Embassy of Denmark in Singapore hosted a Lifelong Living Conference on May 30 to bring together experienced researchers, policy makers and pioneer practitioners in healthcare and innovation from Singapore and Denmark to discuss and share ideas toward solutions and designs for eldercare in the future.
Held at the Parkroyal on Pickering hotel, the conference was supported by Novo Nordisk, Oticon People First and Lundbeck. At the event, distinguished guests attending were Senior Minister of State for Health, Amy Khor and Ambassador of Denmark to Singapore Dorte Bech Vizard.
Ambassador Vizard addressed that this conference was held to provide Denmark and Singapore with lessons from each other’s approaches to eldercare as now both nations are facing mutual challenges related to aging populations.
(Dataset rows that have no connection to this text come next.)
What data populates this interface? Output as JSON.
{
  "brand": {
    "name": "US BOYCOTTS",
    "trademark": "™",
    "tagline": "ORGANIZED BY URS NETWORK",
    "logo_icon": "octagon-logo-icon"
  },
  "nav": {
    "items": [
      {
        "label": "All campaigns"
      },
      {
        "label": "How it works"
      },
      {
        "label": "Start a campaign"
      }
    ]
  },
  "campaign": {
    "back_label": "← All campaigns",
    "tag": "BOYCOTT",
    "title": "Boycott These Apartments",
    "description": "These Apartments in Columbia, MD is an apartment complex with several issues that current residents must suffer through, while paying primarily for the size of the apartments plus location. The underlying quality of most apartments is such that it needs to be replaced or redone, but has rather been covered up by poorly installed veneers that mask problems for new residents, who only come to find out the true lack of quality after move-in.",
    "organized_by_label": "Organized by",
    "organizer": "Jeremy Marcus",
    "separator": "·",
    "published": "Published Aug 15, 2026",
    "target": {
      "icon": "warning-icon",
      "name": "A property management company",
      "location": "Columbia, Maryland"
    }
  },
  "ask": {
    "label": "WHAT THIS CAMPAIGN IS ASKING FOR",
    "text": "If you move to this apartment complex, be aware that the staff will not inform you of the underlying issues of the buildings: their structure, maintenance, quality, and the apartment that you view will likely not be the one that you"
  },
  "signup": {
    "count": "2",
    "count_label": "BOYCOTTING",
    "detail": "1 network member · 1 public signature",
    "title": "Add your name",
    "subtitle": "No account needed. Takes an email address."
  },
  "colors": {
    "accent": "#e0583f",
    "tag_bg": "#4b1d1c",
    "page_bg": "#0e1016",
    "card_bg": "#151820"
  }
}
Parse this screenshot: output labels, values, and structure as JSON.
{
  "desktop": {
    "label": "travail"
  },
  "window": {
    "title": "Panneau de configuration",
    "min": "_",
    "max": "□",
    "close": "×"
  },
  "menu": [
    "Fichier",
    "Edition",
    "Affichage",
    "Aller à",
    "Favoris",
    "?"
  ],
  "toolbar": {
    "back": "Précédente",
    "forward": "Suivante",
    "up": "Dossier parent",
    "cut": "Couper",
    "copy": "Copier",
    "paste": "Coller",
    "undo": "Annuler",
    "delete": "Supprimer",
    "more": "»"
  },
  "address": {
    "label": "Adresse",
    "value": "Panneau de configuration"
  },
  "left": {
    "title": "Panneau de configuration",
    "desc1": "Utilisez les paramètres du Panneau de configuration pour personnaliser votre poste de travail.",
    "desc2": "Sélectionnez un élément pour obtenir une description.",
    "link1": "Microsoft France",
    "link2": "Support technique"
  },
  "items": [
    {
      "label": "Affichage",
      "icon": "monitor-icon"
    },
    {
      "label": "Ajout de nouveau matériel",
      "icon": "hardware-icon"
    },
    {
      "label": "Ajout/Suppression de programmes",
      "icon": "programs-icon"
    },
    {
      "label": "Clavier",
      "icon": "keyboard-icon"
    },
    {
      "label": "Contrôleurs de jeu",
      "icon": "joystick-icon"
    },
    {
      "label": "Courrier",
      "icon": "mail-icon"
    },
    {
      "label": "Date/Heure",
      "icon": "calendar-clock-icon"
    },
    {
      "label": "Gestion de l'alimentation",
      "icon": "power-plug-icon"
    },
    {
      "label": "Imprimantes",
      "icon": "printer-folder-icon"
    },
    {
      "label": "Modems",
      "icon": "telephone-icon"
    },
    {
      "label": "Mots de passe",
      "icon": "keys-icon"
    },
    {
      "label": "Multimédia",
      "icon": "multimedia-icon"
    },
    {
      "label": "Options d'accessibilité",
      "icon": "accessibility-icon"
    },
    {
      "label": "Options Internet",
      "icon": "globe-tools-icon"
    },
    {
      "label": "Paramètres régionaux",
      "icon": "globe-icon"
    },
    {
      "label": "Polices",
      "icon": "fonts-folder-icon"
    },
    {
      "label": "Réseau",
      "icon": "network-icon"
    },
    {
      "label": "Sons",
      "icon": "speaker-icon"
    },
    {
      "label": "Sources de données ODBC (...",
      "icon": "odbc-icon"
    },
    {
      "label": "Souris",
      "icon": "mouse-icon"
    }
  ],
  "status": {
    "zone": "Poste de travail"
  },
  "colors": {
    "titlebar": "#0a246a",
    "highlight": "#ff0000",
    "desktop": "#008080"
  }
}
Currently, average age in Denmark is higher than Singapore but by 2030 Singapore is predicted to surpass Denmark as one in four Singaporeans will be over the age of 65.
The ambassador highlighted the importance of technological innovations in solving the shortage of manpower in the healthcare sectors of both countries. She added that it is necessary to put greater emphasis on community-driven care.
Mentioning about Singapore’s Silver Generation Office (SGO), in which 3,000 volunteers will visit seniors at home or in community places and encourage them to take part in making government policies and schemes as well as community activities and health services, Ambassador Vizard said Singapore’s SGO was inspired by a Danish social service program offering people aged over 65 a free preventive care delivered at their homes by government nurses.
According to Straitstimes, the ambassador said, “in Singapore, SGO volunteers go out to meet seniors in the Merdeka and Pioneer generations and inform them about healthcare benefits that they qualify for. This is one area where Denmark could, in turn, learn from Singapore and expand its own community care.”
Minister Khor pointed out that most SGO’s volunteers are themselves seniors who actively played important roles at home, at work and in the community.
“We must champion active contribution, harness their social and economic potential, and celebrate their contributions to society,” she added.
Source: Straitstimes Singapore